PROMPT
When you copy the material below, keep every line exact and leave each picture out.
+---+
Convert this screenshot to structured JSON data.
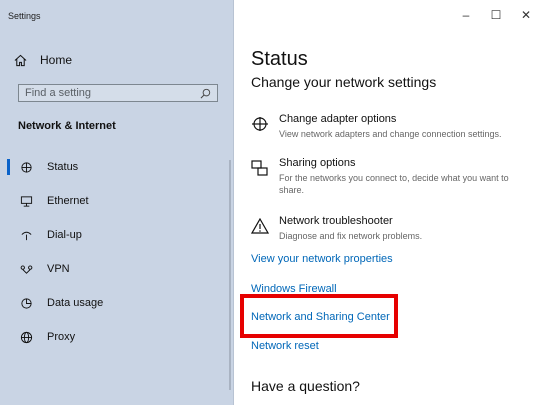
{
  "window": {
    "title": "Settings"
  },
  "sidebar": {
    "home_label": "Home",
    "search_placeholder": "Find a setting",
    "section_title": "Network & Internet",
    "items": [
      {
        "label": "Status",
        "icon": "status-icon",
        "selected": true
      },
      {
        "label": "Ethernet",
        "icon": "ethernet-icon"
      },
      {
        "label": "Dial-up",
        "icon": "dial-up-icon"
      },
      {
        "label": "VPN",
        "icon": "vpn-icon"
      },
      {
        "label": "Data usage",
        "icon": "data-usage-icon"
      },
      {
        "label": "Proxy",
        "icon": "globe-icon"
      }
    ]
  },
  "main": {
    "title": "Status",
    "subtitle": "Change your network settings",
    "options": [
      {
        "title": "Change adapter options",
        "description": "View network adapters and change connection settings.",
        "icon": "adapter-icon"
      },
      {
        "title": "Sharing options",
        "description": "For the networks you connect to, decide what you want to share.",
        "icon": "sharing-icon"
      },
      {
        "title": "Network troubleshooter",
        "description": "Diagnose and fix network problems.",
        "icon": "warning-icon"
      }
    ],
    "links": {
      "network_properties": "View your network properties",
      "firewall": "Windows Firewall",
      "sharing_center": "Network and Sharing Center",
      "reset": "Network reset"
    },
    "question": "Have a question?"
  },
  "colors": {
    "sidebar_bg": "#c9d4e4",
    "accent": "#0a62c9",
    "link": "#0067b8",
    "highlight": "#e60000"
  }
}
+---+
FINISHED EXERCISE
Convert this screenshot to structured JSON data.
{
  "window": {
    "title": "Settings"
  },
  "sidebar": {
    "home_label": "Home",
    "search_placeholder": "Find a setting",
    "section_title": "Network & Internet",
    "items": [
      {
        "label": "Status",
        "icon": "status-icon",
        "selected": true
      },
      {
        "label": "Ethernet",
        "icon": "ethernet-icon"
      },
      {
        "label": "Dial-up",
        "icon": "dial-up-icon"
      },
      {
        "label": "VPN",
        "icon": "vpn-icon"
      },
      {
        "label": "Data usage",
        "icon": "data-usage-icon"
      },
      {
        "label": "Proxy",
        "icon": "globe-icon"
      }
    ]
  },
  "main": {
    "title": "Status",
    "subtitle": "Change your network settings",
    "options": [
      {
        "title": "Change adapter options",
        "description": "View network adapters and change connection settings.",
        "icon": "adapter-icon"
      },
      {
        "title": "Sharing options",
        "description": "For the networks you connect to, decide what you want to share.",
        "icon": "sharing-icon"
      },
      {
        "title": "Network troubleshooter",
        "description": "Diagnose and fix network problems.",
        "icon": "warning-icon"
      }
    ],
    "links": {
      "network_properties": "View your network properties",
      "firewall": "Windows Firewall",
      "sharing_center": "Network and Sharing Center",
      "reset": "Network reset"
    },
    "question": "Have a question?"
  },
  "colors": {
    "sidebar_bg": "#c9d4e4",
    "accent": "#0a62c9",
    "link": "#0067b8",
    "highlight": "#e60000"
  }
}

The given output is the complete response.